The World Health Organization on Friday approved two new COVID-19 treatments, increasing its arsenal of vaccines as well as tools to prevent serious illness and virus deaths. The news comes as Omicron cases fill hospitals around the world, with the WHO estimating that half of Europe will be infected by March.
In their recommendation in the British medical journal BMJ, WHO experts said the arthritis drug baricitinib, used with corticosteroids to treat severe or severe COVID patients, improved survival rates and reduced the need for ventilators. Went.
Experts also recommended the synthetic antibody treatment sotrovimab for people with non-severe COVID-19 at highest risk of hospitalization, such as the elderly, people with immunodeficiencies or chronic diseases such as diabetes.
The benefits of sotrovimab for those at risk of hospitalization were deemed insignificant and the WHO said its effectiveness against newer variants such as Omicron was “still uncertain”. Only three other treatments for COVID-19 have received WHO approval, starting with corticosteroids for critically ill patients. September 2020.

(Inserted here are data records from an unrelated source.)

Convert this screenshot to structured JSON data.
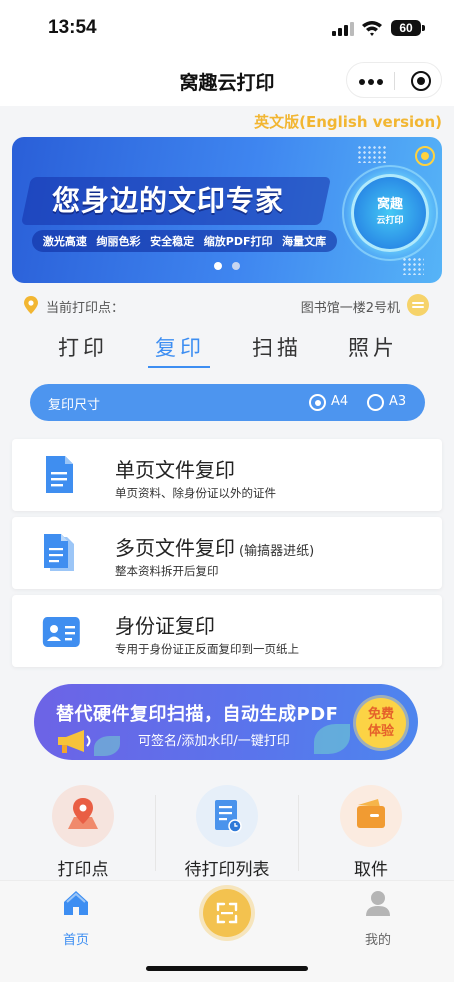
{
  "status_bar": {
    "time": "13:54",
    "battery": "60",
    "signal_icon": "signal-icon",
    "wifi_icon": "wifi-icon"
  },
  "nav": {
    "title": "窝趣云打印",
    "more_icon": "more-icon",
    "close_icon": "mini-program-close-icon"
  },
  "english_link": "英文版(English version)",
  "banner": {
    "headline": "您身边的文印专家",
    "features": [
      "激光高速",
      "绚丽色彩",
      "安全稳定",
      "缩放PDF打印",
      "海量文库"
    ],
    "logo_title": "窝趣",
    "logo_sub": "云打印",
    "active_slide": 0,
    "slide_count": 2,
    "colors": {
      "accent": "#3d8ef2",
      "dot_active": "#ffffff",
      "dot_inactive": "#c8d6f0"
    }
  },
  "location": {
    "label": "当前打印点：",
    "value": "图书馆一楼2号机",
    "pin_icon": "location-pin-icon",
    "switch_icon": "switch-location-icon"
  },
  "tabs": [
    {
      "label": "打印",
      "active": false
    },
    {
      "label": "复印",
      "active": true
    },
    {
      "label": "扫描",
      "active": false
    },
    {
      "label": "照片",
      "active": false
    }
  ],
  "copy_size": {
    "label": "复印尺寸",
    "options": [
      "A4",
      "A3"
    ],
    "selected": "A4"
  },
  "options": [
    {
      "title": "单页文件复印",
      "note": "",
      "desc": "单页资料、除身份证以外的证件",
      "icon": "single-page-doc-icon"
    },
    {
      "title": "多页文件复印",
      "note": "(输搞器进纸)",
      "desc": "整本资料拆开后复印",
      "icon": "multi-page-doc-icon"
    },
    {
      "title": "身份证复印",
      "note": "",
      "desc": "专用于身份证正反面复印到一页纸上",
      "icon": "id-card-icon"
    }
  ],
  "promo": {
    "title": "替代硬件复印扫描，自动生成PDF",
    "subtitle": "可签名/添加水印/一键打印",
    "badge": [
      "免费",
      "体验"
    ],
    "icon": "megaphone-icon"
  },
  "quick_entries": [
    {
      "label": "打印点",
      "icon": "map-location-icon",
      "color": "#f3e1dc"
    },
    {
      "label": "待打印列表",
      "icon": "print-queue-icon",
      "color": "#e4eef9"
    },
    {
      "label": "取件",
      "icon": "wallet-pickup-icon",
      "color": "#fbeadf"
    }
  ],
  "tabbar": {
    "home": {
      "label": "首页",
      "icon": "home-icon",
      "color": "#3d8ef2"
    },
    "scan": {
      "icon": "scan-icon"
    },
    "mine": {
      "label": "我的",
      "icon": "user-icon",
      "color": "#666666"
    }
  }
}
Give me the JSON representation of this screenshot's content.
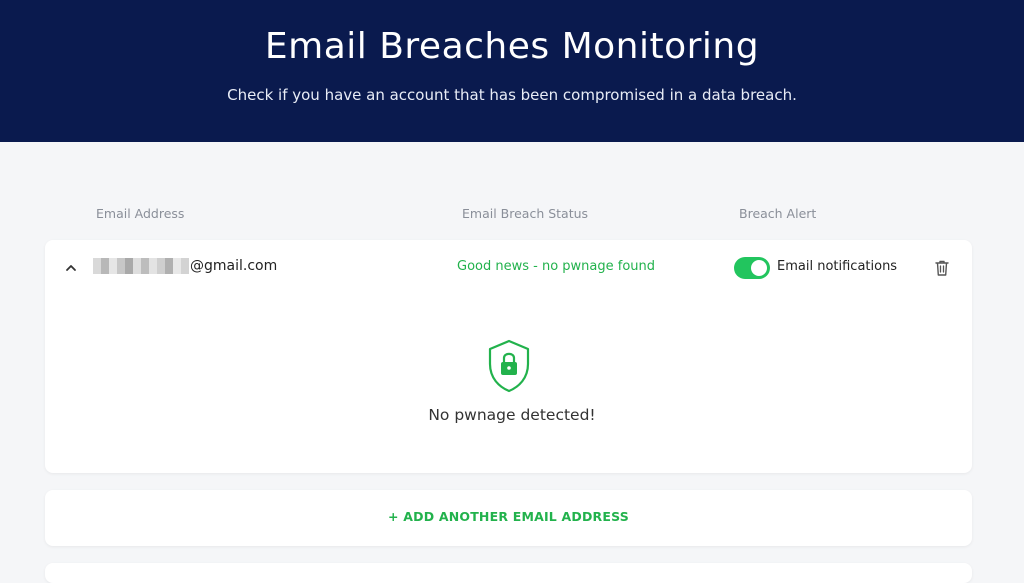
{
  "header": {
    "title": "Email Breaches Monitoring",
    "subtitle": "Check if you have an account that has been compromised in a data breach."
  },
  "columns": {
    "email": "Email Address",
    "status": "Email Breach Status",
    "alert": "Breach Alert"
  },
  "entry": {
    "email_suffix": "@gmail.com",
    "status": "Good news - no pwnage found",
    "notifications_label": "Email notifications",
    "notifications_enabled": true,
    "result_message": "No pwnage detected!"
  },
  "actions": {
    "add_email": "+ ADD ANOTHER EMAIL ADDRESS"
  },
  "colors": {
    "header_bg": "#0a1a4e",
    "accent_green": "#22b24c",
    "toggle_green": "#22c55e"
  },
  "icons": {
    "collapse": "chevron-up-icon",
    "delete": "trash-icon",
    "result": "shield-lock-icon"
  }
}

Corticosteroids are inexpensive and widely available and fight the inflammation that usually occurs in severe cases. The arthritis drugs tocilizumab and serilumab, approved in July by the WHO, are IL-6 inhibitors that suppress a dangerous overreaction of the immune system to the SARS-CoV-2 virus.

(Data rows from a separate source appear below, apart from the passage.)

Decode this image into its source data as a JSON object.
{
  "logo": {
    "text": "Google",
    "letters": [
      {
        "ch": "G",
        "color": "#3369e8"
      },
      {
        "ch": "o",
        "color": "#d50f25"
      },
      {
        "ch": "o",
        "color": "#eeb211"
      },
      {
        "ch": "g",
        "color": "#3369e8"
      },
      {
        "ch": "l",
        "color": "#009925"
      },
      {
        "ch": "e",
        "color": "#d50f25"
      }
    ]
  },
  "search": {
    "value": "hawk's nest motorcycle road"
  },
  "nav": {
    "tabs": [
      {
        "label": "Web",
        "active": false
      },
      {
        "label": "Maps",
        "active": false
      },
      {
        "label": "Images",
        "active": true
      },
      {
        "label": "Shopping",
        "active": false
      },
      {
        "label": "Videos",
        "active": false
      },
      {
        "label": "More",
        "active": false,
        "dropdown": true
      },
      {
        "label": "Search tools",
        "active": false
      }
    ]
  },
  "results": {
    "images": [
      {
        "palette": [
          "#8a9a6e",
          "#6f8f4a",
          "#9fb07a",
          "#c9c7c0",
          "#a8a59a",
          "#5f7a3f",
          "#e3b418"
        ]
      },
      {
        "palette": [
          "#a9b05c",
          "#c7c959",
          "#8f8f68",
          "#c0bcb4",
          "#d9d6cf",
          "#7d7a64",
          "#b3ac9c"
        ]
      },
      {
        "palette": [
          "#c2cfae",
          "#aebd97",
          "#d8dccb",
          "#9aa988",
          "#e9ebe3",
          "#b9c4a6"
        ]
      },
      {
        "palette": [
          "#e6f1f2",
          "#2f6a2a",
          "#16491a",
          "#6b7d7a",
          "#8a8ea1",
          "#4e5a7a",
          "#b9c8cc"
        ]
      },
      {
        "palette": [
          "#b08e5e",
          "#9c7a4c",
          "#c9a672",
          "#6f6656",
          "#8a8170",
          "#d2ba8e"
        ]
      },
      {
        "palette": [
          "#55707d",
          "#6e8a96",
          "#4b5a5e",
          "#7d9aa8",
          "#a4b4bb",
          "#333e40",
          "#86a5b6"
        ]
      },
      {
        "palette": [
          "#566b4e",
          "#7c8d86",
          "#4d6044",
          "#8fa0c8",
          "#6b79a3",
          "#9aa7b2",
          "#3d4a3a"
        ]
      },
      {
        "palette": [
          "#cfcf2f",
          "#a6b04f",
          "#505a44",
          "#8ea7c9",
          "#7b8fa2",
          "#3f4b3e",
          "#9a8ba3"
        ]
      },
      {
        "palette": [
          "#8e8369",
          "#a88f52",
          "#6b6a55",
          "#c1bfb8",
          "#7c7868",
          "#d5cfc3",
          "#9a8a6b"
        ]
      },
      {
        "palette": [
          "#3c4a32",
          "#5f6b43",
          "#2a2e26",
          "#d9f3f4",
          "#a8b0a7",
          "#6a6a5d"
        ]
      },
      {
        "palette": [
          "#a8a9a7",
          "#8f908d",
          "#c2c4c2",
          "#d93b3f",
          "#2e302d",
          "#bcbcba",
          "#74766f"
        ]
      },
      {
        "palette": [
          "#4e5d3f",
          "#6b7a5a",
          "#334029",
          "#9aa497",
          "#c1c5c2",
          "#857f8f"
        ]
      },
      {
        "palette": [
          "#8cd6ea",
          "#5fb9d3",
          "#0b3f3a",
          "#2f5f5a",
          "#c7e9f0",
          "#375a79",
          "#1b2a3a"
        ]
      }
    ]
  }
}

Baricitinib is in a different class of medications known as Janus kinase inhibitors, but it falls under the same guidelines as IL-6 inhibitors.
“When both are available, choose one based on issues including cost and the experience of the physician,” the guideline says.

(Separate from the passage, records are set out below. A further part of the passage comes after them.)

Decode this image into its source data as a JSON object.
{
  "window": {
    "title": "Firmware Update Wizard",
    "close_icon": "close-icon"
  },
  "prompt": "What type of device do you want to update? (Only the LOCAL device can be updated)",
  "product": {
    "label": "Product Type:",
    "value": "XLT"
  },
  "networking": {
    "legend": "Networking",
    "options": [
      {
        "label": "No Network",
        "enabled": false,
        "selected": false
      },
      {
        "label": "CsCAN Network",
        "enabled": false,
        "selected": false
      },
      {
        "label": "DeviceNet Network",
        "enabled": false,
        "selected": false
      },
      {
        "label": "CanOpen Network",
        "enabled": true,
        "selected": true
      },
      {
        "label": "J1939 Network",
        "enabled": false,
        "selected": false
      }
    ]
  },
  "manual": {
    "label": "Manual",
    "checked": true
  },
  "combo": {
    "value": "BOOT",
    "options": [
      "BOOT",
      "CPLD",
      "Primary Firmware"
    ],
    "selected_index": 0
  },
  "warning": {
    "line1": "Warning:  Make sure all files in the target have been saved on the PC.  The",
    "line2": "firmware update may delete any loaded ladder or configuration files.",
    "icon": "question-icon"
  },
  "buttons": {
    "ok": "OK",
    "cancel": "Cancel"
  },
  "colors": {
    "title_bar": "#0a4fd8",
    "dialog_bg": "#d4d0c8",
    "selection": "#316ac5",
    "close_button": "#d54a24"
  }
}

The synthetic antibody treatment Regeneron was approved by the WHO in September and the guidelines say sotrovimab can be used for the same type of patients. WHO’s COVID treatment recommendations are updated regularly based on new data from clinical trials.